### What to do
In this exercise, return the whole listing exactly, excluding any images.

Start of Input

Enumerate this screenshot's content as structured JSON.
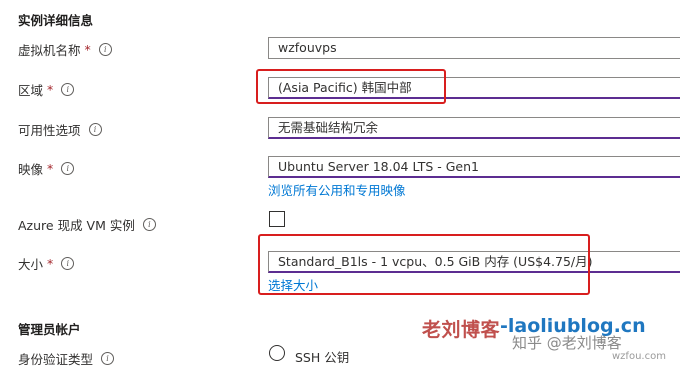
{
  "instance_details": {
    "title": "实例详细信息",
    "vm_name": {
      "label": "虚拟机名称",
      "required": "*",
      "value": "wzfouvps"
    },
    "region": {
      "label": "区域",
      "required": "*",
      "value": "(Asia Pacific) 韩国中部"
    },
    "availability": {
      "label": "可用性选项",
      "value": "无需基础结构冗余"
    },
    "image": {
      "label": "映像",
      "required": "*",
      "value": "Ubuntu Server 18.04 LTS - Gen1",
      "link": "浏览所有公用和专用映像"
    },
    "spot": {
      "label": "Azure 现成 VM 实例"
    },
    "size": {
      "label": "大小",
      "required": "*",
      "value": "Standard_B1ls - 1 vcpu、0.5 GiB 内存 (US$4.75/月)",
      "link": "选择大小"
    }
  },
  "admin_account": {
    "title": "管理员帐户",
    "auth_type": {
      "label": "身份验证类型",
      "option": "SSH 公钥"
    }
  },
  "info_icon_glyph": "i",
  "watermark": {
    "site_cn": "老刘博客",
    "site_url": "-laoliublog.cn",
    "zhihu": "知乎 @老刘博客",
    "small": "wzfou.com"
  },
  "colors": {
    "highlight": "#d81e1e",
    "link": "#0078d4",
    "required": "#a4262c",
    "select_underline": "#5c2d91"
  }
}
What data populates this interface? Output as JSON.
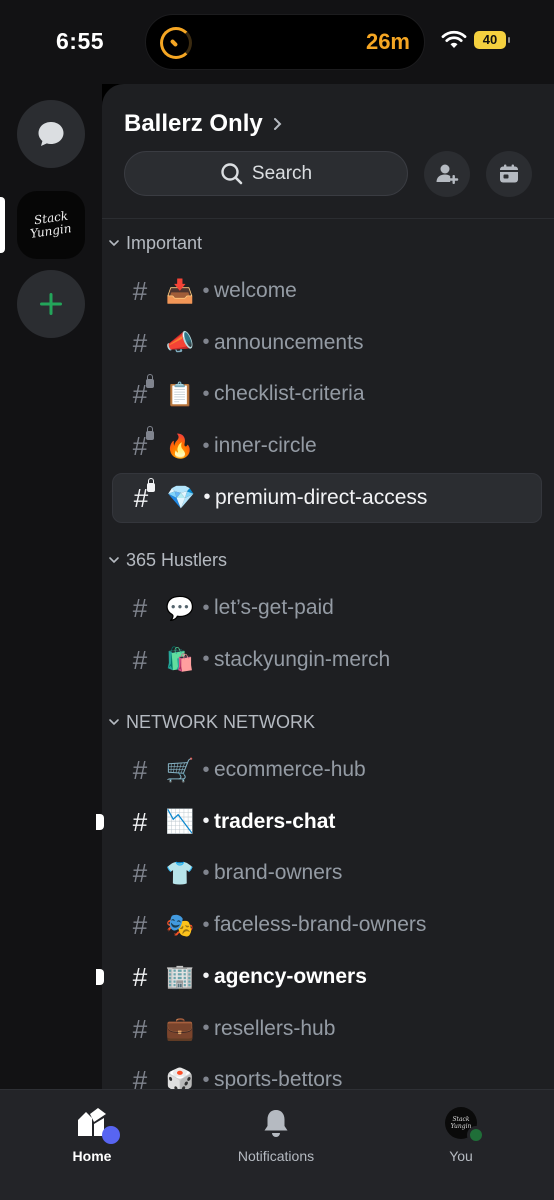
{
  "status_bar": {
    "time": "6:55",
    "activity_text": "26m",
    "battery": "40"
  },
  "server_rail": {
    "server_logo_lines": [
      "Stack",
      "Yungin"
    ]
  },
  "header": {
    "server_name": "Ballerz Only",
    "search_label": "Search"
  },
  "categories": [
    {
      "name": "Important",
      "channels": [
        {
          "emoji": "📥",
          "name": "welcome",
          "locked": false,
          "state": "normal"
        },
        {
          "emoji": "📣",
          "name": "announcements",
          "locked": false,
          "state": "normal"
        },
        {
          "emoji": "📋",
          "name": "checklist-criteria",
          "locked": true,
          "state": "normal"
        },
        {
          "emoji": "🔥",
          "name": "inner-circle",
          "locked": true,
          "state": "normal"
        },
        {
          "emoji": "💎",
          "name": "premium-direct-access",
          "locked": true,
          "state": "selected"
        }
      ]
    },
    {
      "name": "365 Hustlers",
      "channels": [
        {
          "emoji": "💬",
          "name": "let’s-get-paid",
          "locked": false,
          "state": "normal"
        },
        {
          "emoji": "🛍️",
          "name": "stackyungin-merch",
          "locked": false,
          "state": "normal"
        }
      ]
    },
    {
      "name": "NETWORK NETWORK",
      "channels": [
        {
          "emoji": "🛒",
          "name": "ecommerce-hub",
          "locked": false,
          "state": "normal"
        },
        {
          "emoji": "📉",
          "name": "traders-chat",
          "locked": false,
          "state": "unread"
        },
        {
          "emoji": "👕",
          "name": "brand-owners",
          "locked": false,
          "state": "normal"
        },
        {
          "emoji": "🎭",
          "name": "faceless-brand-owners",
          "locked": false,
          "state": "normal"
        },
        {
          "emoji": "🏢",
          "name": "agency-owners",
          "locked": false,
          "state": "unread"
        },
        {
          "emoji": "💼",
          "name": "resellers-hub",
          "locked": false,
          "state": "normal"
        },
        {
          "emoji": "🎲",
          "name": "sports-bettors",
          "locked": false,
          "state": "normal"
        }
      ]
    }
  ],
  "tab_bar": {
    "tabs": [
      {
        "label": "Home",
        "active": true
      },
      {
        "label": "Notifications",
        "active": false
      },
      {
        "label": "You",
        "active": false
      }
    ],
    "you_avatar_lines": [
      "Stack",
      "Yungin"
    ]
  },
  "colors": {
    "accent_blurple": "#5865f2",
    "online_green": "#23a55a",
    "add_green": "#23a55a",
    "activity_orange": "#f5a623",
    "battery_yellow": "#f4d03f"
  }
}
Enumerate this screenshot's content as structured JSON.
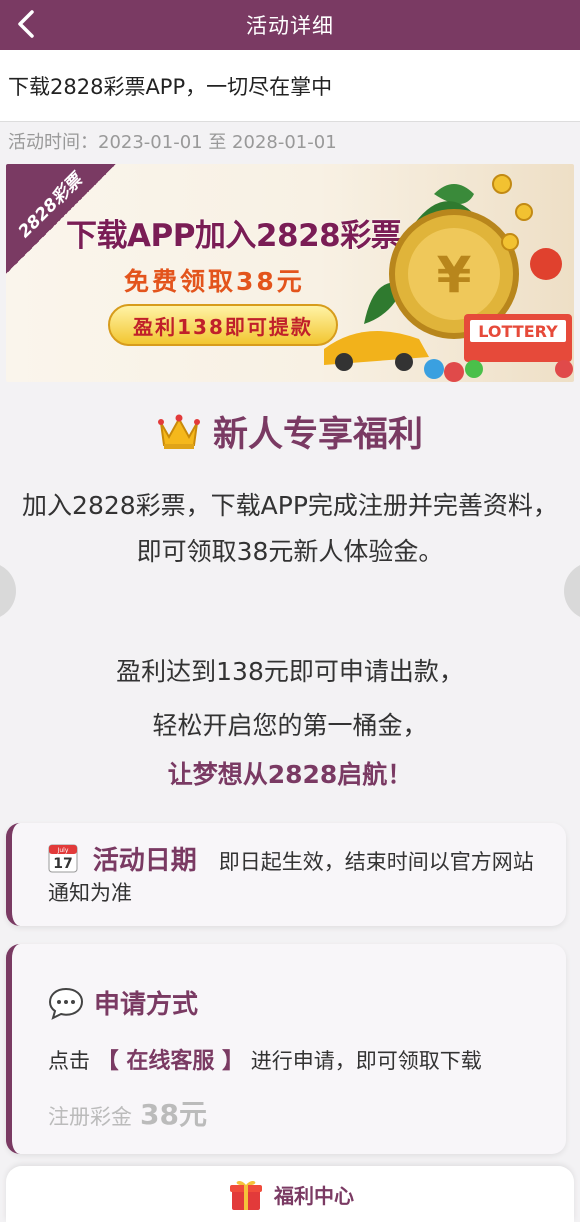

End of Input

### Answer to the exercise
Enumerate this screenshot's content as structured JSON.
{
  "instance_details": {
    "title": "实例详细信息",
    "vm_name": {
      "label": "虚拟机名称",
      "required": "*",
      "value": "wzfouvps"
    },
    "region": {
      "label": "区域",
      "required": "*",
      "value": "(Asia Pacific) 韩国中部"
    },
    "availability": {
      "label": "可用性选项",
      "value": "无需基础结构冗余"
    },
    "image": {
      "label": "映像",
      "required": "*",
      "value": "Ubuntu Server 18.04 LTS - Gen1",
      "link": "浏览所有公用和专用映像"
    },
    "spot": {
      "label": "Azure 现成 VM 实例"
    },
    "size": {
      "label": "大小",
      "required": "*",
      "value": "Standard_B1ls - 1 vcpu、0.5 GiB 内存 (US$4.75/月)",
      "link": "选择大小"
    }
  },
  "admin_account": {
    "title": "管理员帐户",
    "auth_type": {
      "label": "身份验证类型",
      "option": "SSH 公钥"
    }
  },
  "info_icon_glyph": "i",
  "watermark": {
    "site_cn": "老刘博客",
    "site_url": "-laoliublog.cn",
    "zhihu": "知乎 @老刘博客",
    "small": "wzfou.com"
  },
  "colors": {
    "highlight": "#d81e1e",
    "link": "#0078d4",
    "required": "#a4262c",
    "select_underline": "#5c2d91"
  }
}
What data populates this interface? Output as JSON.
{
  "status_bar": {
    "time": "6:55",
    "activity_text": "26m",
    "battery": "40"
  },
  "server_rail": {
    "server_logo_lines": [
      "Stack",
      "Yungin"
    ]
  },
  "header": {
    "server_name": "Ballerz Only",
    "search_label": "Search"
  },
  "categories": [
    {
      "name": "Important",
      "channels": [
        {
          "emoji": "📥",
          "name": "welcome",
          "locked": false,
          "state": "normal"
        },
        {
          "emoji": "📣",
          "name": "announcements",
          "locked": false,
          "state": "normal"
        },
        {
          "emoji": "📋",
          "name": "checklist-criteria",
          "locked": true,
          "state": "normal"
        },
        {
          "emoji": "🔥",
          "name": "inner-circle",
          "locked": true,
          "state": "normal"
        },
        {
          "emoji": "💎",
          "name": "premium-direct-access",
          "locked": true,
          "state": "selected"
        }
      ]
    },
    {
      "name": "365 Hustlers",
      "channels": [
        {
          "emoji": "💬",
          "name": "let’s-get-paid",
          "locked": false,
          "state": "normal"
        },
        {
          "emoji": "🛍️",
          "name": "stackyungin-merch",
          "locked": false,
          "state": "normal"
        }
      ]
    },
    {
      "name": "NETWORK NETWORK",
      "channels": [
        {
          "emoji": "🛒",
          "name": "ecommerce-hub",
          "locked": false,
          "state": "normal"
        },
        {
          "emoji": "📉",
          "name": "traders-chat",
          "locked": false,
          "state": "unread"
        },
        {
          "emoji": "👕",
          "name": "brand-owners",
          "locked": false,
          "state": "normal"
        },
        {
          "emoji": "🎭",
          "name": "faceless-brand-owners",
          "locked": false,
          "state": "normal"
        },
        {
          "emoji": "🏢",
          "name": "agency-owners",
          "locked": false,
          "state": "unread"
        },
        {
          "emoji": "💼",
          "name": "resellers-hub",
          "locked": false,
          "state": "normal"
        },
        {
          "emoji": "🎲",
          "name": "sports-bettors",
          "locked": false,
          "state": "normal"
        }
      ]
    }
  ],
  "tab_bar": {
    "tabs": [
      {
        "label": "Home",
        "active": true
      },
      {
        "label": "Notifications",
        "active": false
      },
      {
        "label": "You",
        "active": false
      }
    ],
    "you_avatar_lines": [
      "Stack",
      "Yungin"
    ]
  },
  "colors": {
    "accent_blurple": "#5865f2",
    "online_green": "#23a55a",
    "add_green": "#23a55a",
    "activity_orange": "#f5a623",
    "battery_yellow": "#f4d03f"
  }
}
Enumerate this screenshot's content as structured JSON.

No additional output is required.